■ **Work item**:
Each record should be written out exactly as it stands.

■ **Information given**:
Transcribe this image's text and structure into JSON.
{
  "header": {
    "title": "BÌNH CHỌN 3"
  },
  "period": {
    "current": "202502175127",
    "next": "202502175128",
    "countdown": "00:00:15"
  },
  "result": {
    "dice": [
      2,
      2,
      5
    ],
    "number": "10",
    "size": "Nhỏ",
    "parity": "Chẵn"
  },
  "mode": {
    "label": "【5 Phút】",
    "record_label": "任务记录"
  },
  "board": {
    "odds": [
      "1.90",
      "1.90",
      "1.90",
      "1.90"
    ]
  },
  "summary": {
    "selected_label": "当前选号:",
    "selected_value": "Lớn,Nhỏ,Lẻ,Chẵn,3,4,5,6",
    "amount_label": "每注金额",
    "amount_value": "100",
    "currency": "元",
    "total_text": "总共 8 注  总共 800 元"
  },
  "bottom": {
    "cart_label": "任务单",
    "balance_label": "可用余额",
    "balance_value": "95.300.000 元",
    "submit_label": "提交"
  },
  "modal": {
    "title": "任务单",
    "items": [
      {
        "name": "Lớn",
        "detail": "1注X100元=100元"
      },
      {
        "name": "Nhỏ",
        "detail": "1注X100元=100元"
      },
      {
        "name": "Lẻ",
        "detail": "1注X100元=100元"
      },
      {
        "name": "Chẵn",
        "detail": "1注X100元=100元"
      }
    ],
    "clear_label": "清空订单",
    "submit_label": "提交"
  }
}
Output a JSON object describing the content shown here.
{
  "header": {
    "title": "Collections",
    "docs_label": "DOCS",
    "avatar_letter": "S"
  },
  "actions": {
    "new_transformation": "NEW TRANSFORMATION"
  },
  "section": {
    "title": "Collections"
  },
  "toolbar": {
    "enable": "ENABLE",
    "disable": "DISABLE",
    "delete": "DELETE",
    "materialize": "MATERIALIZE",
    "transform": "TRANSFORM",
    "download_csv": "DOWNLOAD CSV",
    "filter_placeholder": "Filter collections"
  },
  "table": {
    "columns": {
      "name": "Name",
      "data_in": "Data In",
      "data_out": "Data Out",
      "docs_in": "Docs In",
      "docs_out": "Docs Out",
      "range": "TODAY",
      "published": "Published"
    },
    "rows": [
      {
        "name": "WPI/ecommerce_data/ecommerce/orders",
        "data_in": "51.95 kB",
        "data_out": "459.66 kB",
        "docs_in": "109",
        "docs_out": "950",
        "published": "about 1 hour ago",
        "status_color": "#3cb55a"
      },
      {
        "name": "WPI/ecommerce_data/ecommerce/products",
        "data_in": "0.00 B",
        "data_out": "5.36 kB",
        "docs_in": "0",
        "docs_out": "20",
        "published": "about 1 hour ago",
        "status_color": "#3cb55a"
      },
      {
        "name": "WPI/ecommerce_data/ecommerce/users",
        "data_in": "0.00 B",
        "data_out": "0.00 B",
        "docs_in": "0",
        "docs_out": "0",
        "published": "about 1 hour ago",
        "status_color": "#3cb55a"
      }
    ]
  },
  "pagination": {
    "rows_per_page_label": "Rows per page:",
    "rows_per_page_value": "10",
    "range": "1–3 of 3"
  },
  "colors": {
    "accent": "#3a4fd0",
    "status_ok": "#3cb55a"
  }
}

■ **Response below**:
Transcribe this image's text and structure into JSON.
{
  "header": {
    "title": "BÌNH CHỌN 3"
  },
  "period": {
    "current": "202502175127",
    "next": "202502175128",
    "countdown": "00:00:15"
  },
  "result": {
    "dice": [
      2,
      2,
      5
    ],
    "number": "10",
    "size": "Nhỏ",
    "parity": "Chẵn"
  },
  "mode": {
    "label": "【5 Phút】",
    "record_label": "任务记录"
  },
  "board": {
    "odds": [
      "1.90",
      "1.90",
      "1.90",
      "1.90"
    ]
  },
  "summary": {
    "selected_label": "当前选号:",
    "selected_value": "Lớn,Nhỏ,Lẻ,Chẵn,3,4,5,6",
    "amount_label": "每注金额",
    "amount_value": "100",
    "currency": "元",
    "total_text": "总共 8 注  总共 800 元"
  },
  "bottom": {
    "cart_label": "任务单",
    "balance_label": "可用余额",
    "balance_value": "95.300.000 元",
    "submit_label": "提交"
  },
  "modal": {
    "title": "任务单",
    "items": [
      {
        "name": "Lớn",
        "detail": "1注X100元=100元"
      },
      {
        "name": "Nhỏ",
        "detail": "1注X100元=100元"
      },
      {
        "name": "Lẻ",
        "detail": "1注X100元=100元"
      },
      {
        "name": "Chẵn",
        "detail": "1注X100元=100元"
      }
    ],
    "clear_label": "清空订单",
    "submit_label": "提交"
  }
}
Output a JSON object describing the content shown here.
{
  "header": {
    "title": "Collections",
    "docs_label": "DOCS",
    "avatar_letter": "S"
  },
  "actions": {
    "new_transformation": "NEW TRANSFORMATION"
  },
  "section": {
    "title": "Collections"
  },
  "toolbar": {
    "enable": "ENABLE",
    "disable": "DISABLE",
    "delete": "DELETE",
    "materialize": "MATERIALIZE",
    "transform": "TRANSFORM",
    "download_csv": "DOWNLOAD CSV",
    "filter_placeholder": "Filter collections"
  },
  "table": {
    "columns": {
      "name": "Name",
      "data_in": "Data In",
      "data_out": "Data Out",
      "docs_in": "Docs In",
      "docs_out": "Docs Out",
      "range": "TODAY",
      "published": "Published"
    },
    "rows": [
      {
        "name": "WPI/ecommerce_data/ecommerce/orders",
        "data_in": "51.95 kB",
        "data_out": "459.66 kB",
        "docs_in": "109",
        "docs_out": "950",
        "published": "about 1 hour ago",
        "status_color": "#3cb55a"
      },
      {
        "name": "WPI/ecommerce_data/ecommerce/products",
        "data_in": "0.00 B",
        "data_out": "5.36 kB",
        "docs_in": "0",
        "docs_out": "20",
        "published": "about 1 hour ago",
        "status_color": "#3cb55a"
      },
      {
        "name": "WPI/ecommerce_data/ecommerce/users",
        "data_in": "0.00 B",
        "data_out": "0.00 B",
        "docs_in": "0",
        "docs_out": "0",
        "published": "about 1 hour ago",
        "status_color": "#3cb55a"
      }
    ]
  },
  "pagination": {
    "rows_per_page_label": "Rows per page:",
    "rows_per_page_value": "10",
    "range": "1–3 of 3"
  },
  "colors": {
    "accent": "#3a4fd0",
    "status_ok": "#3cb55a"
  }
}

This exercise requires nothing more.